The host wraps up by saying something like, “We’ll find out next month what they decided to do.” The listeners think, “Who the hell are they talking about?” Then switches stations.
When covering a story, minimize pronouns and emphasize proper nouns. Rather than assume the audience has been listening from the setup of the story, simply replace pronouns with character names to provide context for listeners joining mid-story.
“Beyonce said she’d like to tour again, but Jay-Z said she’d be safer and more productive spending time in the studio and doing virtual concerts.”
Radio shows maintain and increase time-spent-listening with inclusive language.
Can pronouns ever be inclusive?
Yes. In personal stories, the You Technique is a subtle yet powerful way to make listeners feel included in the story.
Which opening sounds more inclusive?

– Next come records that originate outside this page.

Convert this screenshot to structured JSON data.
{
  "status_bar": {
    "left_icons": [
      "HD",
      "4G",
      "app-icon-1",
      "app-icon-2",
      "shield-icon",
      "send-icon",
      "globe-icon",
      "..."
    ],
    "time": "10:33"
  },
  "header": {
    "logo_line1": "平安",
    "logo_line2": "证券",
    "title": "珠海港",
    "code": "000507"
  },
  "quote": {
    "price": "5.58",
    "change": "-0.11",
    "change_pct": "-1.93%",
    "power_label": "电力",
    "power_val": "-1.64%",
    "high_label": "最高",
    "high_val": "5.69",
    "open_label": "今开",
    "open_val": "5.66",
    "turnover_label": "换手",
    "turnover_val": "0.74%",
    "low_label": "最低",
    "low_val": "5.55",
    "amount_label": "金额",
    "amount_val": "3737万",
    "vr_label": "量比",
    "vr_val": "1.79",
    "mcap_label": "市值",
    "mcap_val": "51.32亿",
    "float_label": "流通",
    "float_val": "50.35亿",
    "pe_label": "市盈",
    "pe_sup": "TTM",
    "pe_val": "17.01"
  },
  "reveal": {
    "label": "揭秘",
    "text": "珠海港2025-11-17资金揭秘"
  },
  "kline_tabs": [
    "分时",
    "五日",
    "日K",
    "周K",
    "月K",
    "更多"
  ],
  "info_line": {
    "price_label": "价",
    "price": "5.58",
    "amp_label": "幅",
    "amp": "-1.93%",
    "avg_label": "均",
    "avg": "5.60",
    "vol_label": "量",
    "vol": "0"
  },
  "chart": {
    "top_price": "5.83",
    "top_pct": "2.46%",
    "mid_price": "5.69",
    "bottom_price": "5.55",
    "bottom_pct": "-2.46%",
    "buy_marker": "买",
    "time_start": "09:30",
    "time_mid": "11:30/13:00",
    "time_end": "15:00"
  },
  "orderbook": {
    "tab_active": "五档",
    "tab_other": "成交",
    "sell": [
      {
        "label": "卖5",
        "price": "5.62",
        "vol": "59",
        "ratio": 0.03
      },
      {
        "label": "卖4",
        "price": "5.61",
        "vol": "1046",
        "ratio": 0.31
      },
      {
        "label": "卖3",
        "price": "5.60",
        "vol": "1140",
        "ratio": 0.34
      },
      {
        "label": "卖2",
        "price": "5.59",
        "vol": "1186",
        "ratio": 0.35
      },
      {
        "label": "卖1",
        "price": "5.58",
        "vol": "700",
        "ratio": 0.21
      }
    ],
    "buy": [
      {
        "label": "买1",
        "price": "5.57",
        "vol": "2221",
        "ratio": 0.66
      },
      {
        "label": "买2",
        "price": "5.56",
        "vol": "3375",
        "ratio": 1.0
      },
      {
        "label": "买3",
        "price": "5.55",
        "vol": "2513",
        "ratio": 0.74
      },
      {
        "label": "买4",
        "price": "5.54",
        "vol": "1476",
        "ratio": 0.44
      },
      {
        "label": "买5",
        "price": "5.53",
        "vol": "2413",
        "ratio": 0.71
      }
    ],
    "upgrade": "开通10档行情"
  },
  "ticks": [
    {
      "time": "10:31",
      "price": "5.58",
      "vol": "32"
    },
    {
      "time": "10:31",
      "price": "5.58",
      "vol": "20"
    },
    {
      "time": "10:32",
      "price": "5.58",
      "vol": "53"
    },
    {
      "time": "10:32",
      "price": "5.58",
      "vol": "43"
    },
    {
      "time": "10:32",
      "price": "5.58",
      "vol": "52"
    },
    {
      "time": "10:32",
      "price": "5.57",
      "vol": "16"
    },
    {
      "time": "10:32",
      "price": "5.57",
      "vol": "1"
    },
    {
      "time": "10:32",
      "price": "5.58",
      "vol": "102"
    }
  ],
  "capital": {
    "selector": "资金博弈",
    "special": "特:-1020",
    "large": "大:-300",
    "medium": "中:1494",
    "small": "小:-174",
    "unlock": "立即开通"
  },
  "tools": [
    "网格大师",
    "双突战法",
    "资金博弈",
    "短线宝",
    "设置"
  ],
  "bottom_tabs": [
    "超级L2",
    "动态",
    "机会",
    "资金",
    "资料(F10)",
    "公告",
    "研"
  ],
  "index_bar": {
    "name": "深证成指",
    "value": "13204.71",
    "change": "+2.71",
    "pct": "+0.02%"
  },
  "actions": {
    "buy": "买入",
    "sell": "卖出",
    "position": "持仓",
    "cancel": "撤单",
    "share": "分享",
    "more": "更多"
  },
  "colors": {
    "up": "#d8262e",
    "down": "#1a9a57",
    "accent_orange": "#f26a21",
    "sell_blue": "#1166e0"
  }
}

- “I was on the edge of my seat last night watching the Lakers lose to the Suns.”
- “Did you see the Lakers game last night? Were you on the edge of your seat, too?”
Reserve the word “you” to speak directly to the audience.
On ensemble shows, refer to one another by name rather than “you” so the audience knows which character you are talking to, and it increases character identity.
- “You didn’t like that movie?”
- “Katie, you didn’t like that movie?”
Resetting and reintroductions
- Reintroduce a guest every few minutes to avoid listener frustration.
- Topics need to be reset every few minutes during segments and at the end of segments for listeners just joining the show.
Randy Lane launched his media talent coaching and personal brand development company in 1996. He can be contacted by phone at 805.231.5746 or email at [email protected].